There is some value even in Burnham’s missteps, however. They prompt the reader to consider how they could be corrected. In this case, they provoke reflection on how inhuman a mere anti-liberal ideology can become and what resentful “residues” might lurk behind such a thing. Of the utmost importance in Burnham’s work is the relationship between psychology and politics, and each can illuminate the other. Intractable political problems may occasionally have psychological remedies—that is, remedies in good character and a balanced outlook on life.
What drives the West to suicide, for Burnham, is not liberalism or its putative logic but rather the way in which our civilization has come to value certain types of mind over others—foxes over lions—in a proportion that leaves the West excessively reliant on cleverness or fraud and incapable of effectively wielding force or the threat thereof. In a passage that perfectly anticipates the way much of U.S. foreign policy has been run over the past thirty years, Burnham writes:
It is not that liberals, when they enter the governing class . . . never make use of force; unavoidably they do, sometimes to excess. But because of their ideology they are not reconciled intellectually and morally to force. They therefore tend to use it ineptly, at the wrong times and places, against the wrong targets, in the wrong amounts.
Note that liberal ideology, despite being a rationalization of underlying mental tendencies, still has an effect on liberals’ behavior, encouraging them along paths of folly that they lack the character traits to avoid. The use of force, modulated by liberalism and its underlying psychological residues, becomes idealistic and technical, a matter of communicating healthy values and practices by means of oh-so-precise munitions. The reality that war is chaos in which innocent people die is scrubbed and polished away.
Burnham did not write Suicide to refute liberalism. He concludes that if the West decides to resist its contraction, “then the ideology of liberalism, deprived of its primary function, will fade away, like those feverish dreams of the ill man who, passing the crisis of his disease, finds he is not dying after all.” But what could change the mind of the West? What accounts for its suicidal turn in the first place? Burnham only hints at the answers. The loss of traditional religious faith is part of the tale, but even that may be, in earthly terms, as much effect as cause. The clearest prescription to be found in Suicide of the West is for the rediscovery of the spirit of the lion—to cherish again “the persistence of aggregates.” In a word, to respect “tribalism” once more.

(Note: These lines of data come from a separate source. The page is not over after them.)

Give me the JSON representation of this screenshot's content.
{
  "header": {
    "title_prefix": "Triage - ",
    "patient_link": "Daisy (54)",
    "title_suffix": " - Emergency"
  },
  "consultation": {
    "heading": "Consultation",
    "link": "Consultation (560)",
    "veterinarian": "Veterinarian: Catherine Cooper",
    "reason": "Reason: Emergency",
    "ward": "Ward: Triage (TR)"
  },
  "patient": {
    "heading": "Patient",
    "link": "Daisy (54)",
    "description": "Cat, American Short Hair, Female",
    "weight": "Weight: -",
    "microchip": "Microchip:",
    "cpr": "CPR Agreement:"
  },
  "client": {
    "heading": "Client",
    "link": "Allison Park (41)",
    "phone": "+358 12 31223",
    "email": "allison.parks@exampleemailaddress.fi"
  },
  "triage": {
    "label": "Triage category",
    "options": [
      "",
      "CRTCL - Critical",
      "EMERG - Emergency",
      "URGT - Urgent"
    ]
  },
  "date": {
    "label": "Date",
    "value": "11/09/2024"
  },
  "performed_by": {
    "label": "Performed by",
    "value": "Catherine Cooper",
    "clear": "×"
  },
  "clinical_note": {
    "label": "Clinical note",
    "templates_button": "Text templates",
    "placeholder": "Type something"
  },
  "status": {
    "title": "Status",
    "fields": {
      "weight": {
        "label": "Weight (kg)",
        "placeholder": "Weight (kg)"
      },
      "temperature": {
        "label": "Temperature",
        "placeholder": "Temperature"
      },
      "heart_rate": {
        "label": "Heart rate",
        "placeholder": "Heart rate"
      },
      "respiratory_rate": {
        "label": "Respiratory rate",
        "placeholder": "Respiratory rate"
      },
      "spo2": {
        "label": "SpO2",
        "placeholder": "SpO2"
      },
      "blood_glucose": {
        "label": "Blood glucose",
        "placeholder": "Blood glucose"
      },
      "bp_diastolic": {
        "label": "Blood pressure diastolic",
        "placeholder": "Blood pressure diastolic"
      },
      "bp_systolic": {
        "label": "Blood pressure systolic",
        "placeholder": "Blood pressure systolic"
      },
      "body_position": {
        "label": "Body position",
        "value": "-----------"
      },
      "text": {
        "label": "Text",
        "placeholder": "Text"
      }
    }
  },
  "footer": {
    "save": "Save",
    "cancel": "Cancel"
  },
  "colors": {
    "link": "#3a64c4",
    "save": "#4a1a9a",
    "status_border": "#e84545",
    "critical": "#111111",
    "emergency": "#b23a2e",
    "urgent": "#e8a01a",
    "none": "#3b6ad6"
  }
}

That might seem to be exactly what Jonah Goldberg dreads: “the rebirth of populism, nationalism, and identity politics,” as his subtitle says. But in fact the nation-state, along with a broadly Christian culture, has always been the surest foundation for a classically liberal order of the sort that Goldberg wishes to defend. America’s ideals depend not on tribal loyalty to universal propositions but on loyalty to the tribes—and little platoons—from which our ideals arise. ♦
Daniel McCarthy is editor of Modern Age.